Finally (and many reading this will know how warranted “finally” actually is), finally, I’ve published my story on the Carmelites.
It’s a story that began… well, I first knocked on the monastery door early last year. You can read about the conception of the feature in this post.
I’ve met with the sisters many times, and kept in touch with Sister Cushla over the phone and via email.
The Carmelites are amazing women; having chosen to relinquish the outside world, forever, and dedicate their lives to praying for us. They’re full of laughter and light and love. They radiate happiness. It was a joy to work with them.

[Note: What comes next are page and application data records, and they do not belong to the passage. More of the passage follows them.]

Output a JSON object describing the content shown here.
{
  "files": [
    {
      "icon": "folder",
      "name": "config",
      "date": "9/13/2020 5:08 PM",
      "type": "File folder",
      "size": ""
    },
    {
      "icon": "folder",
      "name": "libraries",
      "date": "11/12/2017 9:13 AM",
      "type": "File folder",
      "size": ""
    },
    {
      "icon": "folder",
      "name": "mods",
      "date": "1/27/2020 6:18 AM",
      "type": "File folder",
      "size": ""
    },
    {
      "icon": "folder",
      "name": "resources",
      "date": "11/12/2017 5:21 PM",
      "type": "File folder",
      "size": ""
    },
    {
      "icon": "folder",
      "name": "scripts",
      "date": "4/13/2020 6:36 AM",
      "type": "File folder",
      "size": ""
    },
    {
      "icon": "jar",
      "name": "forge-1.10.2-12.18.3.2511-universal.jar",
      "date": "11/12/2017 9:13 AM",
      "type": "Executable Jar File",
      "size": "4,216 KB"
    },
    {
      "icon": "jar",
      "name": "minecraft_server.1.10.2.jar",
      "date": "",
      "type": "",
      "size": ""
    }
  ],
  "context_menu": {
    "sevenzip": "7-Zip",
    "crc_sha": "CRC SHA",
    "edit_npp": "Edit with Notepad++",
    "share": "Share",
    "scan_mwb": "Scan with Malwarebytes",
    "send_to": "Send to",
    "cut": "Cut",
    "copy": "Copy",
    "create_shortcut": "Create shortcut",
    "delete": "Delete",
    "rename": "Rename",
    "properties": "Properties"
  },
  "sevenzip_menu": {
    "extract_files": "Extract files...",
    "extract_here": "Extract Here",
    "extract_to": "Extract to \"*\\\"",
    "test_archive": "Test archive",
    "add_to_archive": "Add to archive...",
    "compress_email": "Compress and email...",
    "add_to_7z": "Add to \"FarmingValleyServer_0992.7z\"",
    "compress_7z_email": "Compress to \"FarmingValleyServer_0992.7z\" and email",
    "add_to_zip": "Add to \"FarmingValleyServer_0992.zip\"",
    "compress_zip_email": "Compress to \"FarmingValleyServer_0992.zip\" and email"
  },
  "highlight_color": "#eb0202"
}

And there was always plenty to talk about. Sister Cushla loves reading, and I’m currently part way through one of her recommendations: The Ear of the Heart (it’s very good).
When I passed my camera through the turntable to her, I eyed her suspiciously and said: “I know where you live.” She gave the DSLR a once over and replied, “Oh you don’t need to worry, I’ve taken a vow of poverty.”
She turned out to be a talented photographer:
I saw on Twitter someone comparing the story to a project done by the New York Times. They said Stuff’s interactive must have been done “with a small team on a small budget”. I’m not sure if this person realised the truth in their statement — in that the content was completed largely outside work hours by me-myself-and-I, and of course our developer Andy Ball.
It’s a humble project, but hopefully it gets its message across.
I insist, it’s not just a story about religion. It’s a story about happiness.
Along a main road in Christchurch, 15 minutes from the city’s centre, a block of land is enclosed by a high stone wall.
Most passersby wouldn’t know this is the Carmelite Monastery, home to 10 women — nuns — who have committed their lives to contemplative prayer and a deep relationship with God.
Shut off from the world, they pray for us.
For this story, Carmelite Sister Cushla borrowed our reporter’s camera to document scenes of the nuns’ daily life, offering the world a glimpse behind the wall.
Mother Dorothea Mary of Jesus is sorry to hear the Captain Cook Tavern has closed.
The former Otago scarfie studied social work and education, hung out at “the Cook”, and didn’t believe in God.
“In fact, I couldn’t bear Christians!” she says.
Today, she speaks from behind an iron grille, at the Carmel of Christ the King Monastery in Christchurch. She is dressed in the traditional habit of Carmel: brown and white, with a black veil. The black veil represents service until death, the lifelong promise a woman can make, usually six years after entering the Order.
This is a story of happiness. An examination of the human experience of cloistered nuns, and of the power of The Contemplative Life.
Mother Dorothea is the Christchurch Carmel prioress, the elected leader of the sisters. She has been “behind bars” since 1981, residing within the stone walls of the 2.5 hectare block which constitutes the monastery in Halswell.
Her junior, Sister Cushla of Mary Immaculate, entered in 1999, and is one of the younger sisters at the monastery.
With a beatific smile, Sister Cushla says the habits are actually quite practical. “You can hook it up and deliver cattle in these!”
She describes their daily routine; a timetable which includes more than six hours of prayer and spiritual readings, five hours of work, and about two hours of recreation. She admits it can be hard to adjust to the Carmelite lifestyle.
“If you haven’t got up at 5.30am for most of your life… then it’s not easy.”
To read the rest of this story and view Sister Cushla’s images, click here.